I also learned another lesson from Dad, one that I have never forgotten. In ’69, I got to see the next new best Angel ever, possibly our first hall-of-fame inductee! There was this ballplayer that seemed to hit the ball with authority, ran like a deer, played flawless defense and…just looked really awesome in the process. I was convinced he was the offensive catalyst that would get the Angels to the World Series. Where did this savior come from? I didn’t care! He was a stud. He had 3 hits in 4 AB’s at Saturday’s game, including a home run and a double. On the drive back to the hotel, I asked my Dad for his thoughts on Mr. Savior. Dad’s response? "I’m not all that impressed". What??? Did he see the talent I had just witnessed? My confidence was stoked the next day when Mr. Savior had 2 more hits, including another double. On the drive home, I again asked Dad if he wanted to modify his opinion of my new most-favorite-player-destined-for-greatness. "No. I wouldn’t be surprised if he is assigned to the minors". I was perplexed.

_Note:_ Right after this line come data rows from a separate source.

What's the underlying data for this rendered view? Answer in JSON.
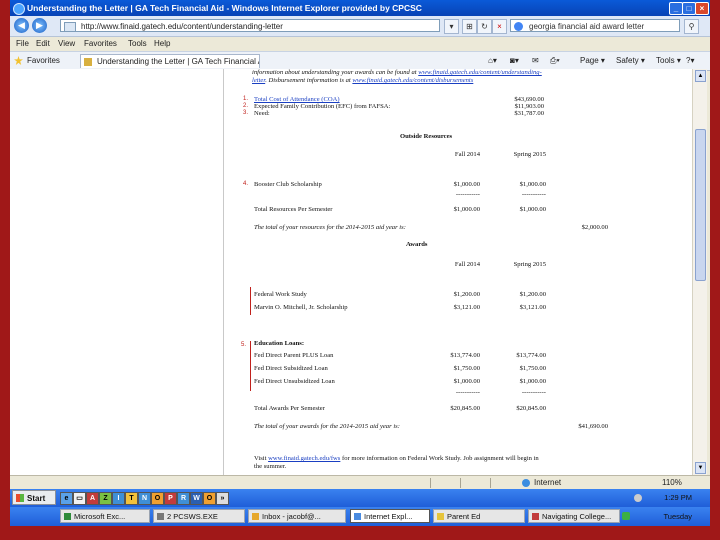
{
  "window": {
    "title": "Understanding the Letter | GA Tech Financial Aid - Windows Internet Explorer provided by CPCSC"
  },
  "address": {
    "url": "http://www.finaid.gatech.edu/content/understanding-letter",
    "search_text": "georgia financial aid award letter"
  },
  "menu": [
    "File",
    "Edit",
    "View",
    "Favorites",
    "Tools",
    "Help"
  ],
  "favorites": {
    "label": "Favorites",
    "tab_title": "Understanding the Letter | GA Tech Financial Aid",
    "tools": [
      "Page ▾",
      "Safety ▾",
      "Tools ▾"
    ]
  },
  "doc": {
    "intro_line1": "information about understanding your awards can be found at",
    "intro_link1": "www.finaid.gatech.edu/content/understanding-",
    "intro_link2": "letter",
    "intro_line2": ". Disbursement information is at",
    "intro_link3": "www.finaid.gatech.edu/content/disbursements",
    "markers": [
      "1.",
      "2.",
      "3.",
      "4.",
      "5."
    ],
    "coa_label": "Total Cost of Attendance (COA)",
    "coa_value": "$43,690.00",
    "efc_label": "Expected Family Contribution (EFC) from FAFSA:",
    "efc_value": "$11,903.00",
    "need_label": "Need:",
    "need_value": "$31,787.00",
    "outside_heading": "Outside Resources",
    "term1": "Fall 2014",
    "term2": "Spring 2015",
    "booster_label": "Booster Club Scholarship",
    "booster_fall": "$1,000.00",
    "booster_spring": "$1,000.00",
    "dashes": "-----------",
    "res_total_label": "Total Resources Per Semester",
    "res_total_fall": "$1,000.00",
    "res_total_spring": "$1,000.00",
    "res_year_text": "The total of your resources for the 2014-2015 aid year is:",
    "res_year_value": "$2,000.00",
    "awards_heading": "Awards",
    "fws_label": "Federal Work Study",
    "fws_fall": "$1,200.00",
    "fws_spring": "$1,200.00",
    "mm_label": "Marvin O. Mitchell, Jr. Scholarship",
    "mm_fall": "$3,121.00",
    "mm_spring": "$3,121.00",
    "loans_heading": "Education Loans:",
    "plus_label": "Fed Direct Parent PLUS Loan",
    "plus_fall": "$13,774.00",
    "plus_spring": "$13,774.00",
    "sub_label": "Fed Direct Subsidized Loan",
    "sub_fall": "$1,750.00",
    "sub_spring": "$1,750.00",
    "unsub_label": "Fed Direct Unsubsidized Loan",
    "unsub_fall": "$1,000.00",
    "unsub_spring": "$1,000.00",
    "awards_total_label": "Total Awards Per Semester",
    "awards_total_fall": "$20,845.00",
    "awards_total_spring": "$20,845.00",
    "awards_year_text": "The total of your awards for the 2014-2015 aid year is:",
    "awards_year_value": "$41,690.00",
    "visit_prefix": "Visit",
    "visit_link": "www.finaid.gatech.edu/fws",
    "visit_rest": "for more information on Federal Work Study. Job assignment will begin in",
    "visit_line2": "the summer."
  },
  "status": {
    "zone": "Internet",
    "zoom": "110%"
  },
  "taskbar": {
    "start_label": "Start",
    "quicklaunch": [
      "A",
      "Z",
      "I",
      "T",
      "N",
      "O",
      "P",
      "R",
      "W",
      "O"
    ],
    "buttons": [
      "Microsoft Exc...",
      "2 PCSWS.EXE",
      "Inbox - jacobf@...",
      "Internet Expl...",
      "Parent Ed",
      "Navigating College..."
    ],
    "time": "1:29 PM",
    "day": "Tuesday"
  },
  "colors": {
    "accent_red": "#c0211c",
    "link_blue": "#1a3fc2",
    "titlebar_blue": "#0a5ad8"
  }
}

I started to think Dad wasn’t as wise in the ways of baseball as I had previously thought. How could he have missed what was so obvious? Two games had convinced this 12 year old that the sky wouldn’t limit the baseball-ascendancy of Mr. Savior. My sense that I was right and Dad was wrong seemed more evident when he made the squad that year.
Well, the sky didn’t limit his ascendancy, but his abilities did. He’d actually come in a ’69 trade with the White Sox and hadn’t impresses anyone in Chicago either. His name was Bill Voss. He was traded 2 years later to the Brewers, and was completely out of baseball a year later. Mr. Savior he wasn’t, no matter how hard I hoped and cheered otherwise. How did Dad know? "Son, you still have a lot to learn." My youthful enthusiasm was trumped by wisdom. This wasn’t the first time it had happened, and definitely not the last. It was memorable on this occasion because I was so sure of my evaluation. Well…as my Dad would say, "Son-of-a-bitch!"
The trips to Palm Springs became less frequent as the 70's progressed. Like all families, ours was changing and family members were moving on with their lives. My oldest brother enlisted in the Navy. My 2nd oldest brother and sister entered college in the early 70's. They were local colleges, but they had developed other interests. Mom & Dad? They didn't seem to have the same desire. Or maybe it was other factors?
I actually arranged for one more trip in 1987. My intention was to continue this 'tradition" with a new generation. I was a Dad to an almost 3 year-old (had to initiate my son into the ways of Angel baseball), and my wife was 4 months pregnant with our daughter. Mom drove to Palm Springs with us on Friday, and Dad joined us on Saturday. Saturday's game was rained out, but Sunday's game was played as scheduled. We were joined by some other family members (cousins) for that Sunday game. It was a picture-perfect day, complete with the typical joys of a baseball game, as well as the warm company of some close family members. We got to see Mike Witt pitch, Devon White hit a home run, and Wally Joiner had a couple of hits before being replaced. Though we didn't realize it at the time, it was the final trip we would ever make to Palm Springs for Angel Spring Training games. Thus ended an era...
..which my wife and I re-started in 2003. We began attending Spring Training games in Mesa, AZ that year. Our kids have joined us for some of those trips. I've even coaxed some of my cousins - the same one's that joined us in Palm Springs - to meet us there and continue to carry on some part of this "tradition". Hey, why not? This process of being re-born provides a sense of fulfillment beyond the words in my head. Though it's not in the same physical location and Dad has been gone for some time, I can hear his voice as he evaluates the prospects.
The final installment - Part 6 - will be posted tomorrow.